For hydrogen liquefaction, a multistage magnetic refrigerator from room temperature to liquid hydrogen temperature has been proposed, and research and development work is in progress. A method has also been proposed for producing slush hydrogen from liquid hydrogen, using magnetic refrigeration to produce temperature below 14 K.
NIMS/Kanazawa Univ. has fabricated their demonstration of the hydrogen liquefaction by magnetic refrigeration.

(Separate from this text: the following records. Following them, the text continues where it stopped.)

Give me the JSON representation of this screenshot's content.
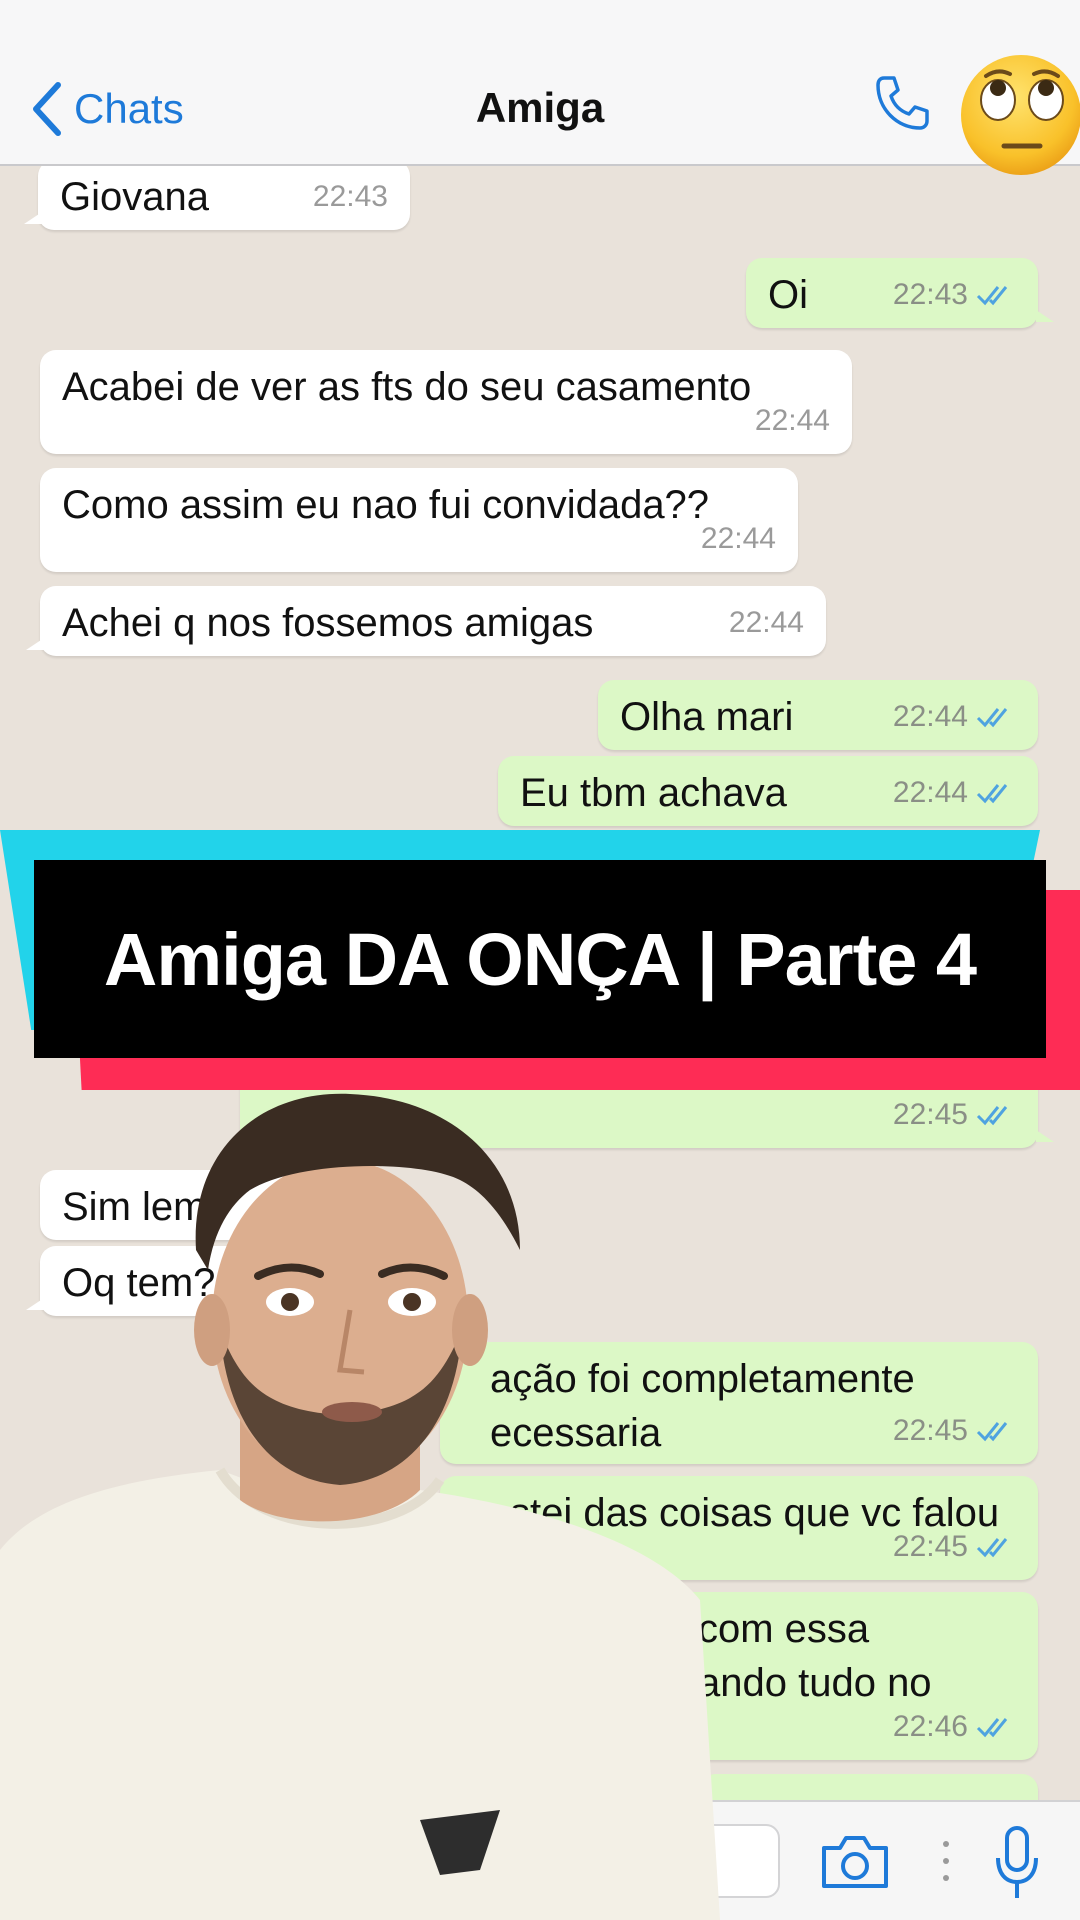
{
  "header": {
    "back_label": "Chats",
    "title": "Amiga"
  },
  "messages": [
    {
      "dir": "in",
      "text": "Giovana",
      "time": "22:43"
    },
    {
      "dir": "out",
      "text": "Oi",
      "time": "22:43"
    },
    {
      "dir": "in",
      "text": "Acabei de ver as fts do seu casamento",
      "time": "22:44"
    },
    {
      "dir": "in",
      "text": "Como assim eu nao fui convidada??",
      "time": "22:44"
    },
    {
      "dir": "in",
      "text": "Achei q nos fossemos amigas",
      "time": "22:44"
    },
    {
      "dir": "out",
      "text": "Olha mari",
      "time": "22:44"
    },
    {
      "dir": "out",
      "text": "Eu tbm achava",
      "time": "22:44"
    },
    {
      "dir": "out",
      "text": "",
      "time": "22:45"
    },
    {
      "dir": "in",
      "text": "Sim lem",
      "time": ""
    },
    {
      "dir": "in",
      "text": "Oq tem?",
      "time": ""
    },
    {
      "dir": "out",
      "text": "ação foi completamente\necessaria",
      "time": "22:45"
    },
    {
      "dir": "out",
      "text": "stei das coisas que vc falou",
      "time": "22:45"
    },
    {
      "dir": "out",
      "text": "com essa\nando tudo no",
      "time": "22:46"
    }
  ],
  "banner": {
    "text": "Amiga DA ONÇA | Parte 4"
  },
  "icons": {
    "back": "chevron-left-icon",
    "call": "phone-icon",
    "emoji": "eye-roll-emoji-icon",
    "camera": "camera-icon",
    "mic": "microphone-icon"
  },
  "colors": {
    "accent": "#1e7ad9",
    "outgoing_bubble": "#dcf8c6",
    "incoming_bubble": "#ffffff",
    "chat_background": "#e9e2da",
    "banner_cyan": "#22d3ea",
    "banner_red": "#fe2c55",
    "read_ticks": "#4fa3e0"
  }
}
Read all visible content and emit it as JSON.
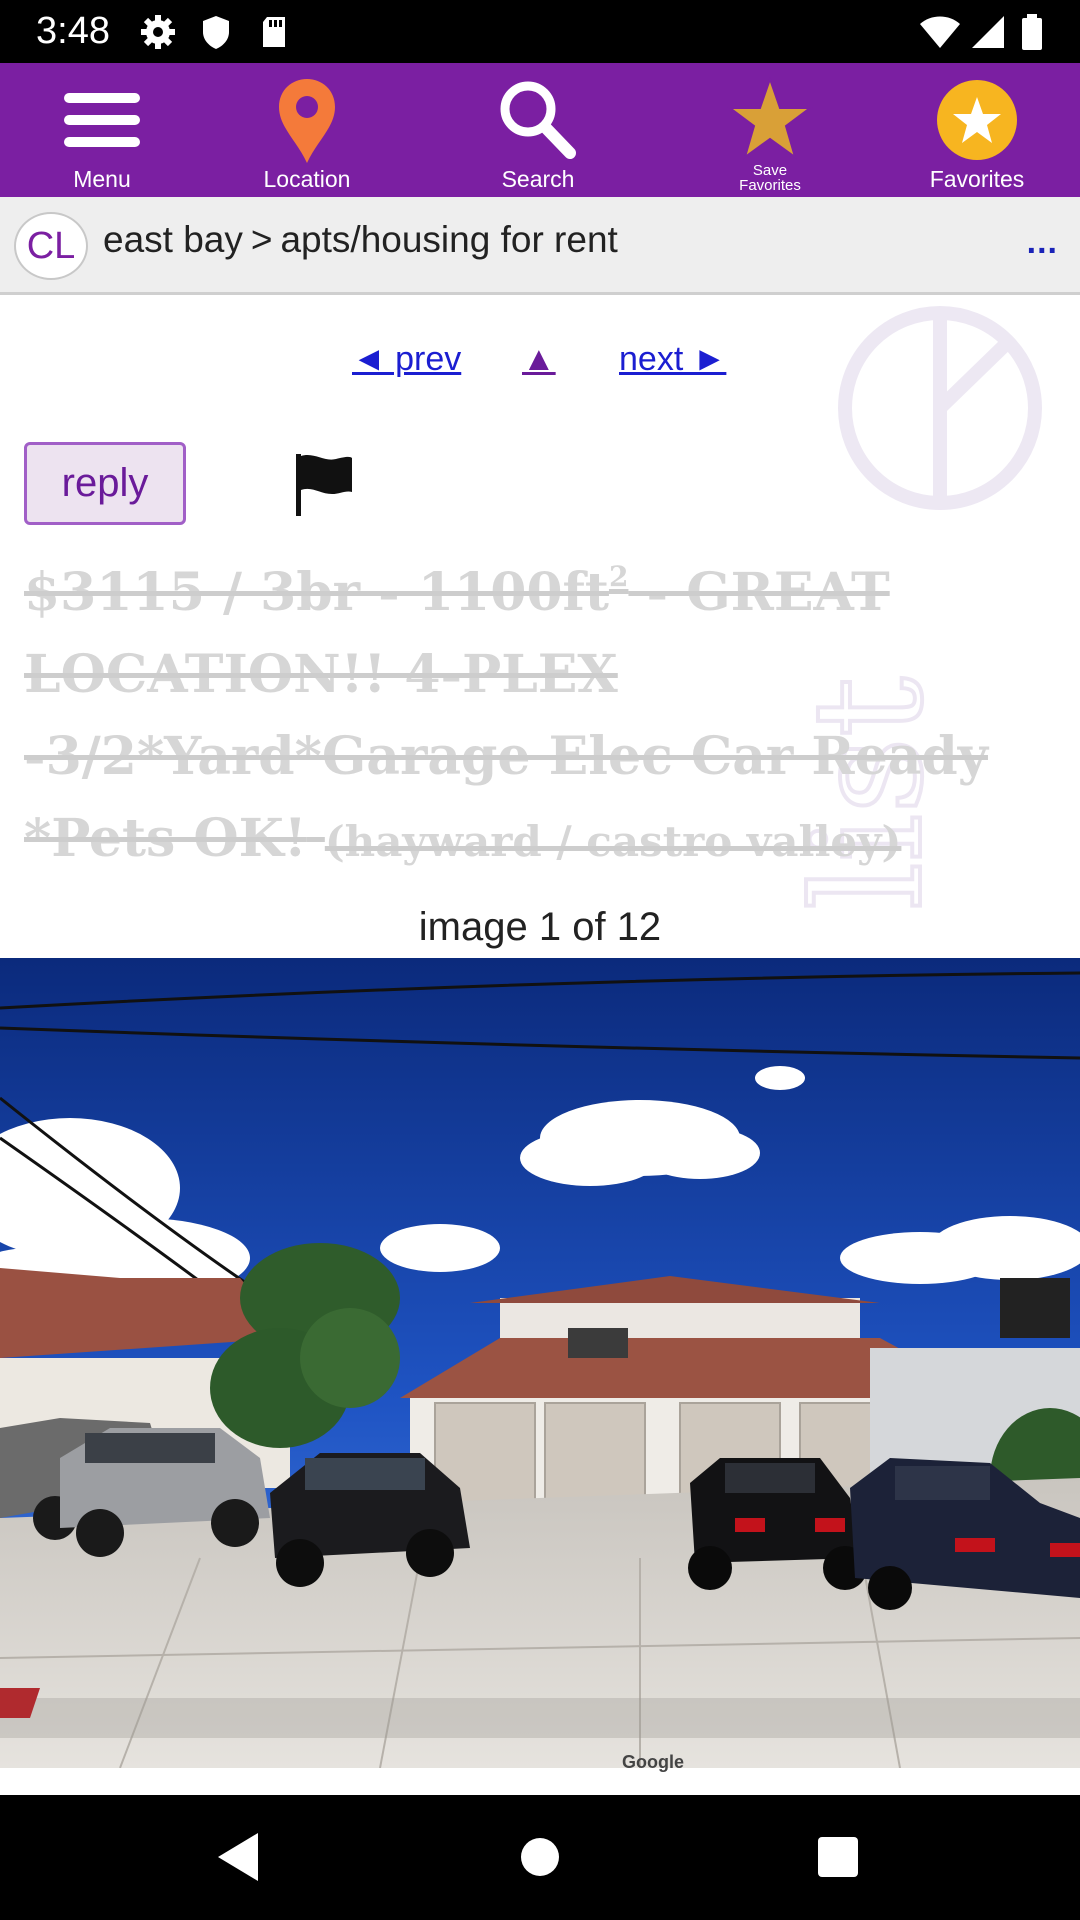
{
  "status_bar": {
    "time": "3:48",
    "left_icons": [
      "gear-icon",
      "shield-icon",
      "sd-card-icon"
    ],
    "right_icons": [
      "wifi-icon",
      "signal-icon",
      "battery-icon"
    ]
  },
  "toolbar": {
    "color": "#7b1fa2",
    "items": [
      {
        "label": "Menu",
        "icon": "hamburger-menu-icon"
      },
      {
        "label": "Location",
        "icon": "location-pin-icon"
      },
      {
        "label": "Search",
        "icon": "search-icon"
      },
      {
        "label": "Save\nFavorites",
        "label_line1": "Save",
        "label_line2": "Favorites",
        "icon": "star-icon"
      },
      {
        "label": "Favorites",
        "icon": "star-circle-icon"
      }
    ]
  },
  "breadcrumb": {
    "logo": "CL",
    "region": "east bay",
    "separator": ">",
    "category": "apts/housing for rent",
    "more": "..."
  },
  "navigation": {
    "prev": "◄ prev",
    "up": "▲",
    "next": "next ►"
  },
  "posting": {
    "reply_label": "reply",
    "title_main": "$3115 / 3br - 1100ft",
    "title_sup": "2",
    "title_rest": " - GREAT LOCATION!! 4-PLEX -3/2*Yard*Garage Elec Car Ready *Pets OK!",
    "location": "(hayward / castro valley)"
  },
  "gallery": {
    "caption": "image 1 of 12",
    "credit": "Google"
  },
  "nav_bar": {
    "buttons": [
      "back-icon",
      "home-icon",
      "recents-icon"
    ]
  }
}
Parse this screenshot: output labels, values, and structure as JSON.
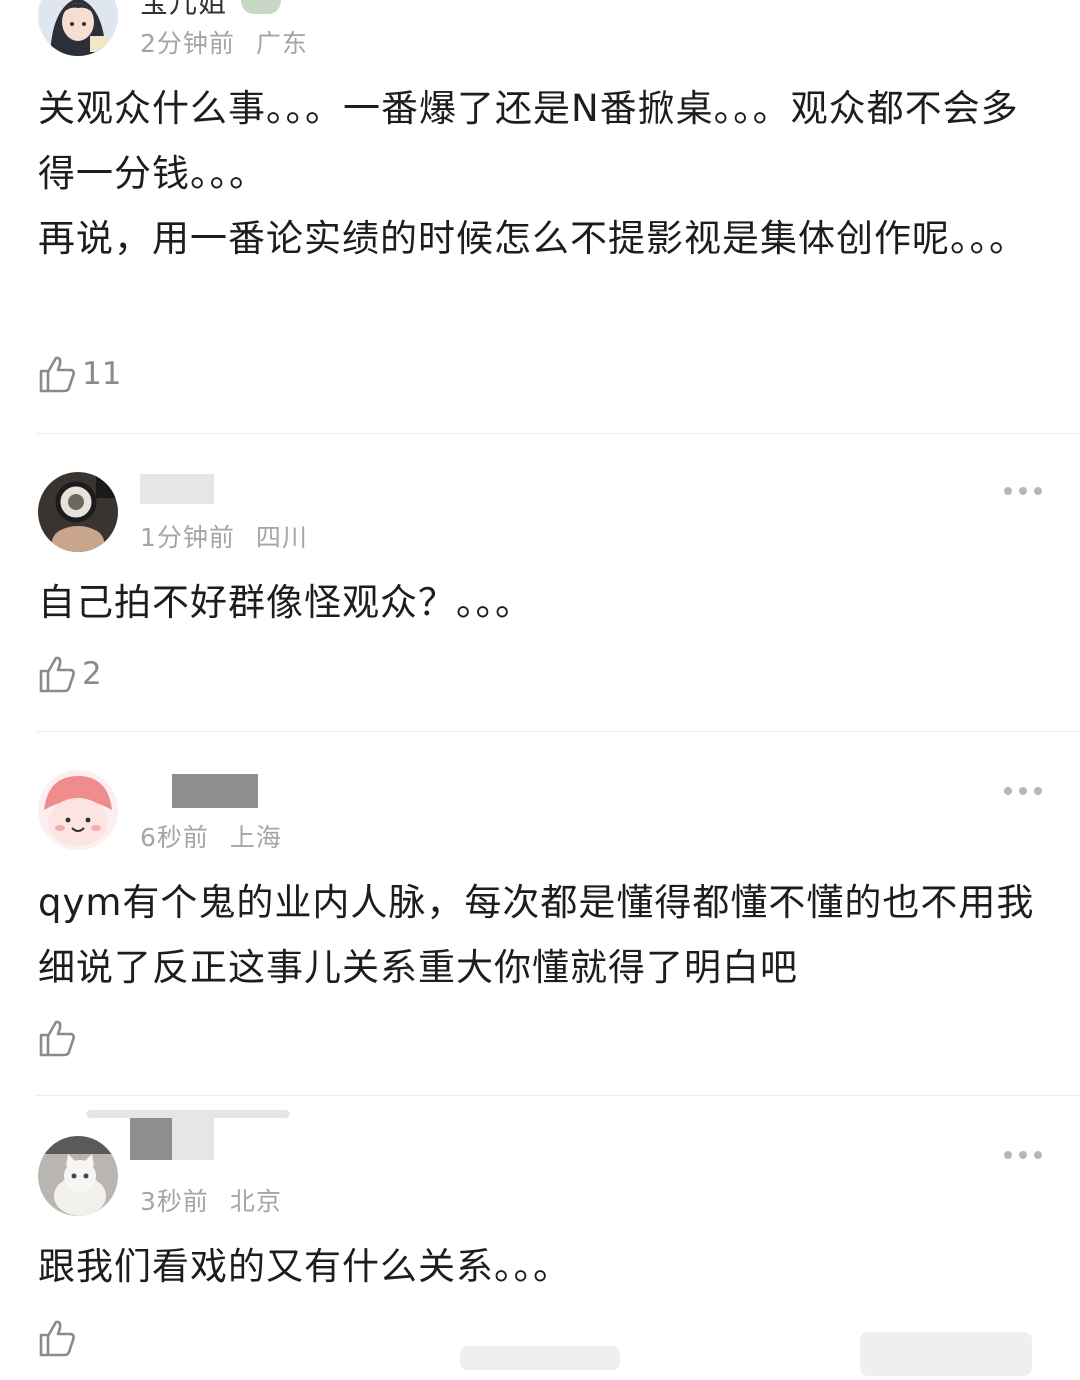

After our research study mentioned above was published in 1996 and 2000 [8, 9], a Japanese group (National Institute for Materials Science (NIMS) and Kanazawa University) has been reporting repeatedly in their experimental papers*** that they firstly and successfully demonstrated the hydrogen liquefaction by magnetic refrigeration on the basis of evidence only showing that the temperature of magnetic material decreased below hydrogen liquefaction temperature (20 K) by a one-shot demagnetization process***(1, 2, 3). However, as they were not able to measure the hydrogen liquefaction rate***(1, 2, 3), the decreased temperature below 20 K of magnetic material supports no experimental and scientific evidence of hydrogen liquefaction, which shows only the obvious result of an adiabatic demagnetization process. The measured hydrogen liquefaction rate or refrigeration power is crucial in evaluating both the %Carnot efficiency* and the liquefaction efficiency** that are the most important values to estimate the performance of magnetic liquefier or magnetic refrigerator.
Even though very few experimental data are described in their paper***(4), judging from the figures, their liquefaction cycle was operated at higher temperatures than the hydrogen liquefaction temperature (20.3 K), and consequently, they were not able to measure the hydrogen liquefaction rate. Futhermore, it was found that their liquefaction cycle was different from the reversed Crnot cycle. Although the reversed Carnot cycle consists of four processes: adiabatic magnetization, isothermal magnetization, adiabatic demagnetization and isothermal demagnetization, their cycle consisted of four processes: isomagnetic heating, isothermal magnetization, adiabatic demagnetization and isothermal demagnetization.
To verify the hydrogen liquefaction by magnetic refrigeration, the demonstration of the liquefiier operated by using the reversed Carnot cycle and the measurement of hydrogen liquefaction rate (g/h) or refrigeration power (W) at 20 K are required. Clearly, their experiments do not satisfy the conditions to verify the hydrogen liquefaction by magnetic refrigeration.
The experiment of NIMS and Kanazawa Univ. has never demonstrated the hydrogen liquefaction by magnetic refrigeration.
Details of NIMS/Kanazawa Univ.'s fabrication are described on Japanese Web site.
* %Carnot efficiency: Ratio of the reversed Carnot work to the actual work per unit mass liquefied. %Carnot efficiency = FOM (Figure of Merit)×100 (%).
** Liquefaction efficiency: Ratio of the rerigeration power of the experiment to that of the reversed Carnot cycle at the refrigeration (or liquefaction) temperature.
*** For example,
(1) Numazawa T. (NIMS), Possibility of hydrogen magnetic refrigeration for incoming hydrogen society. Hydrogen Energy System, Vol 31 (2006), No.2, 2-7. (in Japanese)
(2) Kamiya K. (NIMS), Takahashi H., Numazawa T. (NIMS), Nozawa H. and Yanagitani T., Hydrogen liquefaction by Magnetic Refrigeration. Cryocoolers, Vol. 14 (2007), 637-644.
(3) Numazawa T. (NIMS), Kamiya K. (NIMS), Utaki T. and Matsumoto K. (Kanazawa Univ.), Magnetic refrigerator for hydrogen liquefaction. Superconductivity and Cryogenics, Vol. 15 (2013), No.2, 1-8.
(4) Matsumoto K. (Kanazawa Univ.) and Numazawa T. (NIMS), Magnetic refrigerator for hydrogen liquefaction. J. Cryogenics and Superconductivity Society of Japan, Vol. 50 (2015), No.2, 66-71. (in Japanese)
Above references ***(1)-(4) can be accessed below.